Continue Reading


Can new tech hires be sustained?



As technology companies continue to lay off staff, Australian research shows the future may be brighter

Australia has a target of delivering 1.2 million critical tech workers by 2030.

However, the sector has been battered by changes and layoffs since the pandemic came to light.

Kate Pounder is the CEO of the Tech Council of Australia, who said the pandemic changed the playbook for many companies across the sector.

“There is some evidence that there was a boom in job creation and company formation during the pandemic.”

The Tech Council of Australia recently revealed an 8 per cent increase in tech jobs last year.

It means Australia’s tech workforce is around 935,000.

“When there’s change in the labour market, you see people using that to start a business,” Ms Pounder said.

Despite the rapid layoffs across many major technology companies, Ms Pounder said for every job lost over the past quarter, 20 have been created.

“We are finding that the ease of people moving into jobs is getting a little better.

“It’s still challenging to find people in Australia, particularly for people in specialised roles,” she said.

Continue Reading


Tech layoffs reach their highest point in over 20 years

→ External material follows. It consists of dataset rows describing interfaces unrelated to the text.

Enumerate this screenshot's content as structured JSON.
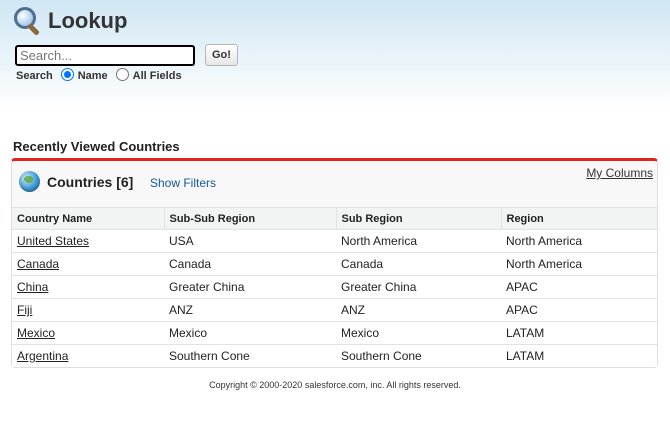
{
  "header": {
    "title": "Lookup",
    "icon": "magnifier-icon"
  },
  "search": {
    "placeholder": "Search...",
    "value": "",
    "go_label": "Go!"
  },
  "scope": {
    "label": "Search",
    "options": [
      "Name",
      "All Fields"
    ],
    "selected": "Name"
  },
  "section_title": "Recently Viewed Countries",
  "panel": {
    "icon": "globe-icon",
    "title": "Countries [6]",
    "show_filters": "Show Filters",
    "my_columns": "My Columns"
  },
  "table": {
    "columns": [
      "Country Name",
      "Sub-Sub Region",
      "Sub Region",
      "Region"
    ],
    "rows": [
      [
        "United States",
        "USA",
        "North America",
        "North America"
      ],
      [
        "Canada",
        "Canada",
        "Canada",
        "North America"
      ],
      [
        "China",
        "Greater China",
        "Greater China",
        "APAC"
      ],
      [
        "Fiji",
        "ANZ",
        "ANZ",
        "APAC"
      ],
      [
        "Mexico",
        "Mexico",
        "Mexico",
        "LATAM"
      ],
      [
        "Argentina",
        "Southern Cone",
        "Southern Cone",
        "LATAM"
      ]
    ]
  },
  "footer": "Copyright © 2000-2020 salesforce.com, inc. All rights reserved.",
  "colors": {
    "accent": "#e2231a",
    "link": "#15569d"
  }
}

There have been over 130,000 layoffs across the technology sector in the last five months

The technology sector was billed as the most exciting industry to work in.

Big offices, big dreams, big money were all part of the parcel for many companies attracting staff.

As many organisations caught onto the momentum of the pandemic, the same energy has not been particularly met on the other side.

Thousands of workers have since been laid off as the good times stopped rolling.

In fact, the technology sector’s layoffs are the highest since the dotcom bubble burst 22 years ago.

The BT Group is one of the latest companies cutting staff.

Fifty-five thousand have lost their jobs as part of a corporate restructure.

CEO Philip Jansen will freeze his £1.1 million salary until he retires, according to reports from Sky News.

The ground is also shifting as artificial intelligence takes hold and the economy worsens.

BT Group said it is laying off 11,000 staff because of the increased capacity for artificial intelligence in the workplace.

At the same time, companies like Apple and Goldman Sachs are among those restricting or banning the use of tools like ChatGPT amid privacy or data concerns.

Continue Reading


Big tech crackdown on employees using ChatGPT



Apple and Samsung are among companies restricting or banning the use of ChatGPT

Some of the world’s largest technology companies, including Apple and Amazon have banned or restricted OpenAI’s ChatGPT.

The tool relies on artificial intelligence to produce responses to prompts entered by users.

However, major brands remain concerned around the privacy risks because of the data ChatGPT uses to improve its accuracy.

Samsung has previously reported employees unintentionally leaking confidential internal source code and meeting recordings through ChatGPT.

Meanwhile, Apple has banned the web-platform over concerns surrounding data leaks.

Continue Reading
Live Watch Ticker News Live

Trending Now

Copyright © 2023 The Ticker Company PTY LTD